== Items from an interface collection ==
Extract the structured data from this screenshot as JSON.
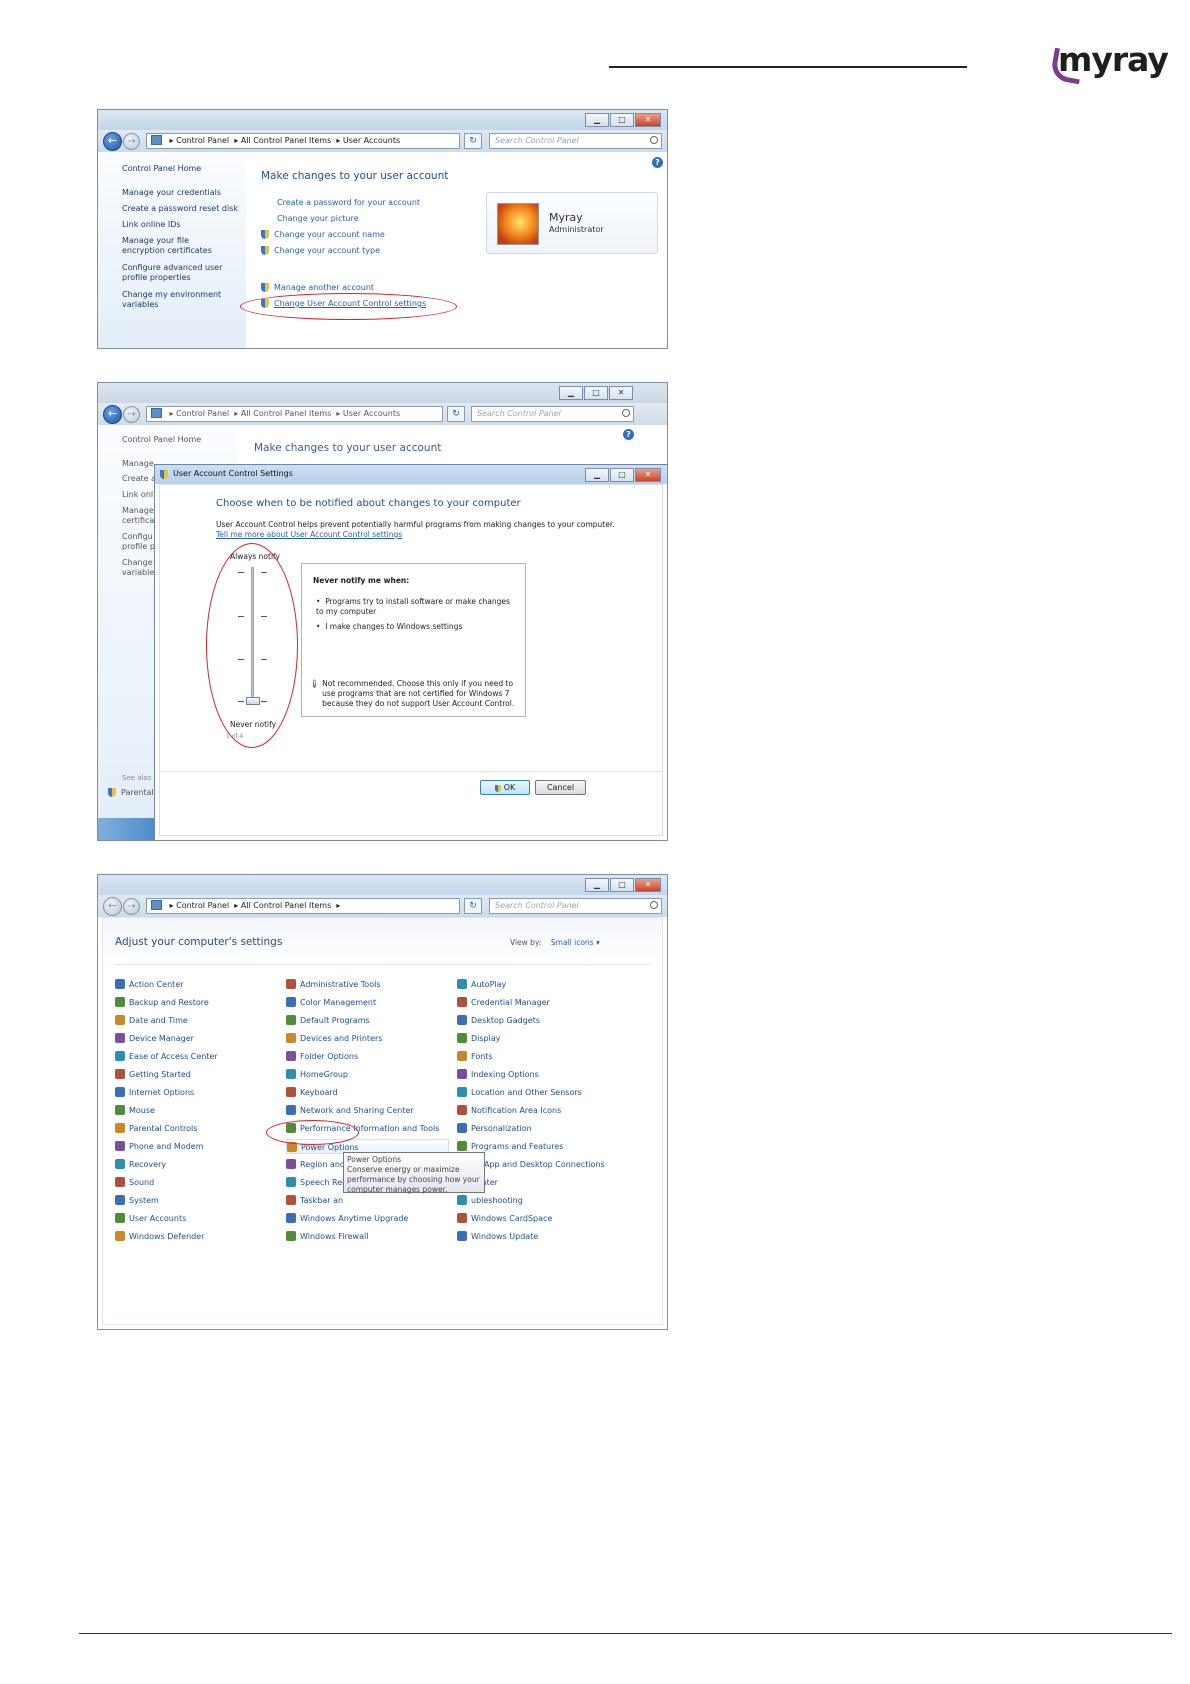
{
  "brand": {
    "logo_text": "myray",
    "accent": "#7a3d8e"
  },
  "address": {
    "control_panel": "Control Panel",
    "all_items": "All Control Panel Items",
    "user_accounts": "User Accounts",
    "search_placeholder": "Search Control Panel"
  },
  "window1": {
    "sidebar": {
      "home": "Control Panel Home",
      "items": [
        "Manage your credentials",
        "Create a password reset disk",
        "Link online IDs",
        "Manage your file encryption certificates",
        "Configure advanced user profile properties",
        "Change my environment variables"
      ]
    },
    "title": "Make changes to your user account",
    "links": [
      "Create a password for your account",
      "Change your picture",
      "Change your account name",
      "Change your account type",
      "Manage another account",
      "Change User Account Control settings"
    ],
    "user": {
      "name": "Myray",
      "role": "Administrator"
    }
  },
  "window2": {
    "sidebar_fragments": [
      "Control Panel Home",
      "Manage",
      "Create a",
      "Link onl",
      "Manage",
      "certifica",
      "Configu",
      "profile p",
      "Change",
      "variable",
      "See also",
      "Parental"
    ],
    "bg_title": "Make changes to your user account",
    "dialog": {
      "title": "User Account Control Settings",
      "heading": "Choose when to be notified about changes to your computer",
      "desc": "User Account Control helps prevent potentially harmful programs from making changes to your computer.",
      "tell_more": "Tell me more about User Account Control settings",
      "always": "Always notify",
      "never": "Never notify",
      "level_text": "1 of 4",
      "box_title": "Never notify me when:",
      "bullets": [
        "Programs try to install software or make changes to my computer",
        "I make changes to Windows settings"
      ],
      "warning": "Not recommended. Choose this only if you need to use programs that are not certified for Windows 7 because they do not support User Account Control.",
      "ok": "OK",
      "cancel": "Cancel"
    }
  },
  "window3": {
    "address_control_panel": "Control Panel",
    "address_all_items": "All Control Panel Items",
    "title": "Adjust your computer's settings",
    "view_by_label": "View by:",
    "view_by_value": "Small icons",
    "col1": [
      "Action Center",
      "Backup and Restore",
      "Date and Time",
      "Device Manager",
      "Ease of Access Center",
      "Getting Started",
      "Internet Options",
      "Mouse",
      "Parental Controls",
      "Phone and Modem",
      "Recovery",
      "Sound",
      "System",
      "User Accounts",
      "Windows Defender"
    ],
    "col2": [
      "Administrative Tools",
      "Color Management",
      "Default Programs",
      "Devices and Printers",
      "Folder Options",
      "HomeGroup",
      "Keyboard",
      "Network and Sharing Center",
      "Performance Information and Tools",
      "Power Options",
      "Region and",
      "Speech Rec",
      "Taskbar an",
      "Windows Anytime Upgrade",
      "Windows Firewall"
    ],
    "col3": [
      "AutoPlay",
      "Credential Manager",
      "Desktop Gadgets",
      "Display",
      "Fonts",
      "Indexing Options",
      "Location and Other Sensors",
      "Notification Area Icons",
      "Personalization",
      "Programs and Features",
      "RemoteApp and Desktop Connections",
      "Center",
      "Troubleshooting",
      "Windows CardSpace",
      "Windows Update"
    ],
    "col3_display": [
      "AutoPlay",
      "Credential Manager",
      "Desktop Gadgets",
      "Display",
      "Fonts",
      "Indexing Options",
      "Location and Other Sensors",
      "Notification Area Icons",
      "Personalization",
      "Programs and Features",
      "oteApp and Desktop Connections",
      "Center",
      "ubleshooting",
      "Windows CardSpace",
      "Windows Update"
    ],
    "tooltip": {
      "title": "Power Options",
      "l1": "Conserve energy or maximize",
      "l2": "performance by choosing how your",
      "l3": "computer manages power."
    }
  }
}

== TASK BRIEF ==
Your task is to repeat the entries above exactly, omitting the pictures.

== YOUR SOLUTION ==
Extract the structured data from this screenshot as JSON.
{
  "brand": {
    "logo_text": "myray",
    "accent": "#7a3d8e"
  },
  "address": {
    "control_panel": "Control Panel",
    "all_items": "All Control Panel Items",
    "user_accounts": "User Accounts",
    "search_placeholder": "Search Control Panel"
  },
  "window1": {
    "sidebar": {
      "home": "Control Panel Home",
      "items": [
        "Manage your credentials",
        "Create a password reset disk",
        "Link online IDs",
        "Manage your file encryption certificates",
        "Configure advanced user profile properties",
        "Change my environment variables"
      ]
    },
    "title": "Make changes to your user account",
    "links": [
      "Create a password for your account",
      "Change your picture",
      "Change your account name",
      "Change your account type",
      "Manage another account",
      "Change User Account Control settings"
    ],
    "user": {
      "name": "Myray",
      "role": "Administrator"
    }
  },
  "window2": {
    "sidebar_fragments": [
      "Control Panel Home",
      "Manage",
      "Create a",
      "Link onl",
      "Manage",
      "certifica",
      "Configu",
      "profile p",
      "Change",
      "variable",
      "See also",
      "Parental"
    ],
    "bg_title": "Make changes to your user account",
    "dialog": {
      "title": "User Account Control Settings",
      "heading": "Choose when to be notified about changes to your computer",
      "desc": "User Account Control helps prevent potentially harmful programs from making changes to your computer.",
      "tell_more": "Tell me more about User Account Control settings",
      "always": "Always notify",
      "never": "Never notify",
      "level_text": "1 of 4",
      "box_title": "Never notify me when:",
      "bullets": [
        "Programs try to install software or make changes to my computer",
        "I make changes to Windows settings"
      ],
      "warning": "Not recommended. Choose this only if you need to use programs that are not certified for Windows 7 because they do not support User Account Control.",
      "ok": "OK",
      "cancel": "Cancel"
    }
  },
  "window3": {
    "address_control_panel": "Control Panel",
    "address_all_items": "All Control Panel Items",
    "title": "Adjust your computer's settings",
    "view_by_label": "View by:",
    "view_by_value": "Small icons",
    "col1": [
      "Action Center",
      "Backup and Restore",
      "Date and Time",
      "Device Manager",
      "Ease of Access Center",
      "Getting Started",
      "Internet Options",
      "Mouse",
      "Parental Controls",
      "Phone and Modem",
      "Recovery",
      "Sound",
      "System",
      "User Accounts",
      "Windows Defender"
    ],
    "col2": [
      "Administrative Tools",
      "Color Management",
      "Default Programs",
      "Devices and Printers",
      "Folder Options",
      "HomeGroup",
      "Keyboard",
      "Network and Sharing Center",
      "Performance Information and Tools",
      "Power Options",
      "Region and",
      "Speech Rec",
      "Taskbar an",
      "Windows Anytime Upgrade",
      "Windows Firewall"
    ],
    "col3": [
      "AutoPlay",
      "Credential Manager",
      "Desktop Gadgets",
      "Display",
      "Fonts",
      "Indexing Options",
      "Location and Other Sensors",
      "Notification Area Icons",
      "Personalization",
      "Programs and Features",
      "RemoteApp and Desktop Connections",
      "Center",
      "Troubleshooting",
      "Windows CardSpace",
      "Windows Update"
    ],
    "col3_display": [
      "AutoPlay",
      "Credential Manager",
      "Desktop Gadgets",
      "Display",
      "Fonts",
      "Indexing Options",
      "Location and Other Sensors",
      "Notification Area Icons",
      "Personalization",
      "Programs and Features",
      "oteApp and Desktop Connections",
      "Center",
      "ubleshooting",
      "Windows CardSpace",
      "Windows Update"
    ],
    "tooltip": {
      "title": "Power Options",
      "l1": "Conserve energy or maximize",
      "l2": "performance by choosing how your",
      "l3": "computer manages power."
    }
  }
}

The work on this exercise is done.